§ **What the task requires**:
Whatever appears in the listing must be reproduced exactly.

§ **Information provided**:
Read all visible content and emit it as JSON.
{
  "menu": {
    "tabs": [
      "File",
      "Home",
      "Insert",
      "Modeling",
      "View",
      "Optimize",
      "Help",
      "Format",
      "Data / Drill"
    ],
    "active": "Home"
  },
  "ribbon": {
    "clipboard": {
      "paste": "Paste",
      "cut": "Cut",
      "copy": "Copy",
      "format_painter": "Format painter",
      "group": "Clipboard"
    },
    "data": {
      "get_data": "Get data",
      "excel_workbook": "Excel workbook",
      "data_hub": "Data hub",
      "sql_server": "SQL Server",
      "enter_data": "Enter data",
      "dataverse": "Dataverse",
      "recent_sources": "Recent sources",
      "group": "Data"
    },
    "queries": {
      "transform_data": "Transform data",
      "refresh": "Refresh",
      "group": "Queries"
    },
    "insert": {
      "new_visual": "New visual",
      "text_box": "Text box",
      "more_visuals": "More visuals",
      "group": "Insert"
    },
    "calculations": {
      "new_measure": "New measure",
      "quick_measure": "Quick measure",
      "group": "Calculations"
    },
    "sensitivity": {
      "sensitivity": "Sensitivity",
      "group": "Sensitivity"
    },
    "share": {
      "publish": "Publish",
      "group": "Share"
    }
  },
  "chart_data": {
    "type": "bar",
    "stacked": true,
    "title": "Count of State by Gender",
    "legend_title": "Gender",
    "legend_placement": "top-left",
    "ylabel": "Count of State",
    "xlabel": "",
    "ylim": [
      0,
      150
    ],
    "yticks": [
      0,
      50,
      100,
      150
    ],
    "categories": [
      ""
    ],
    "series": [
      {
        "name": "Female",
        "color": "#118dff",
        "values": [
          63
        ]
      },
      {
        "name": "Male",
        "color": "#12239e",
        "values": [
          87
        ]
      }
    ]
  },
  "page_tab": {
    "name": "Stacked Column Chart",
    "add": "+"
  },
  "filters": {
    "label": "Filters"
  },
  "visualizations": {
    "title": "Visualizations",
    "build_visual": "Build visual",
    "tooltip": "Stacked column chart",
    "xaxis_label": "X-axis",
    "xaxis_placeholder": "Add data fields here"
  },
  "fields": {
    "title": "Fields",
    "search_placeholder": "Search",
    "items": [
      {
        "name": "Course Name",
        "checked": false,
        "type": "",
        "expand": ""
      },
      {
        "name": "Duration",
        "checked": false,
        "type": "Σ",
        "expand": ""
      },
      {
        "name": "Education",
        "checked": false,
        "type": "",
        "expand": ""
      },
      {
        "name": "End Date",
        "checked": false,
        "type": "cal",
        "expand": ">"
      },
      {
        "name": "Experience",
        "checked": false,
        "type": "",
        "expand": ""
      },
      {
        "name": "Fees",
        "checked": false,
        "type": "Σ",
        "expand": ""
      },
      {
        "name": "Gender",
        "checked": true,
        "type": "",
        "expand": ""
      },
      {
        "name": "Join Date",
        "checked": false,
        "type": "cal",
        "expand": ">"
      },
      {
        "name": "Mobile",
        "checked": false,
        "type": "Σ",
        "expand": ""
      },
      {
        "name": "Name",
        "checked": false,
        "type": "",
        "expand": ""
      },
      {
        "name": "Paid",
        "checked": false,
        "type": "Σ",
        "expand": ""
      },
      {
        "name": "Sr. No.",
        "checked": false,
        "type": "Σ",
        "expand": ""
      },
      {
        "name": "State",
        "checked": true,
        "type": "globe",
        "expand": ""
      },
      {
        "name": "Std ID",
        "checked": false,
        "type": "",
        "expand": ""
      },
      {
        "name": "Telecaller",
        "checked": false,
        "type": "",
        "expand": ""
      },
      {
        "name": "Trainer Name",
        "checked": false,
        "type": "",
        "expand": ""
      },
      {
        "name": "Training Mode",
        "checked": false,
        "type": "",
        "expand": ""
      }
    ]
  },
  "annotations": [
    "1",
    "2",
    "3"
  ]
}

§ **Problem solution**:
Read all visible content and emit it as JSON.
{
  "menu": {
    "tabs": [
      "File",
      "Home",
      "Insert",
      "Modeling",
      "View",
      "Optimize",
      "Help",
      "Format",
      "Data / Drill"
    ],
    "active": "Home"
  },
  "ribbon": {
    "clipboard": {
      "paste": "Paste",
      "cut": "Cut",
      "copy": "Copy",
      "format_painter": "Format painter",
      "group": "Clipboard"
    },
    "data": {
      "get_data": "Get data",
      "excel_workbook": "Excel workbook",
      "data_hub": "Data hub",
      "sql_server": "SQL Server",
      "enter_data": "Enter data",
      "dataverse": "Dataverse",
      "recent_sources": "Recent sources",
      "group": "Data"
    },
    "queries": {
      "transform_data": "Transform data",
      "refresh": "Refresh",
      "group": "Queries"
    },
    "insert": {
      "new_visual": "New visual",
      "text_box": "Text box",
      "more_visuals": "More visuals",
      "group": "Insert"
    },
    "calculations": {
      "new_measure": "New measure",
      "quick_measure": "Quick measure",
      "group": "Calculations"
    },
    "sensitivity": {
      "sensitivity": "Sensitivity",
      "group": "Sensitivity"
    },
    "share": {
      "publish": "Publish",
      "group": "Share"
    }
  },
  "chart_data": {
    "type": "bar",
    "stacked": true,
    "title": "Count of State by Gender",
    "legend_title": "Gender",
    "legend_placement": "top-left",
    "ylabel": "Count of State",
    "xlabel": "",
    "ylim": [
      0,
      150
    ],
    "yticks": [
      0,
      50,
      100,
      150
    ],
    "categories": [
      ""
    ],
    "series": [
      {
        "name": "Female",
        "color": "#118dff",
        "values": [
          63
        ]
      },
      {
        "name": "Male",
        "color": "#12239e",
        "values": [
          87
        ]
      }
    ]
  },
  "page_tab": {
    "name": "Stacked Column Chart",
    "add": "+"
  },
  "filters": {
    "label": "Filters"
  },
  "visualizations": {
    "title": "Visualizations",
    "build_visual": "Build visual",
    "tooltip": "Stacked column chart",
    "xaxis_label": "X-axis",
    "xaxis_placeholder": "Add data fields here"
  },
  "fields": {
    "title": "Fields",
    "search_placeholder": "Search",
    "items": [
      {
        "name": "Course Name",
        "checked": false,
        "type": "",
        "expand": ""
      },
      {
        "name": "Duration",
        "checked": false,
        "type": "Σ",
        "expand": ""
      },
      {
        "name": "Education",
        "checked": false,
        "type": "",
        "expand": ""
      },
      {
        "name": "End Date",
        "checked": false,
        "type": "cal",
        "expand": ">"
      },
      {
        "name": "Experience",
        "checked": false,
        "type": "",
        "expand": ""
      },
      {
        "name": "Fees",
        "checked": false,
        "type": "Σ",
        "expand": ""
      },
      {
        "name": "Gender",
        "checked": true,
        "type": "",
        "expand": ""
      },
      {
        "name": "Join Date",
        "checked": false,
        "type": "cal",
        "expand": ">"
      },
      {
        "name": "Mobile",
        "checked": false,
        "type": "Σ",
        "expand": ""
      },
      {
        "name": "Name",
        "checked": false,
        "type": "",
        "expand": ""
      },
      {
        "name": "Paid",
        "checked": false,
        "type": "Σ",
        "expand": ""
      },
      {
        "name": "Sr. No.",
        "checked": false,
        "type": "Σ",
        "expand": ""
      },
      {
        "name": "State",
        "checked": true,
        "type": "globe",
        "expand": ""
      },
      {
        "name": "Std ID",
        "checked": false,
        "type": "",
        "expand": ""
      },
      {
        "name": "Telecaller",
        "checked": false,
        "type": "",
        "expand": ""
      },
      {
        "name": "Trainer Name",
        "checked": false,
        "type": "",
        "expand": ""
      },
      {
        "name": "Training Mode",
        "checked": false,
        "type": "",
        "expand": ""
      }
    ]
  },
  "annotations": [
    "1",
    "2",
    "3"
  ]
}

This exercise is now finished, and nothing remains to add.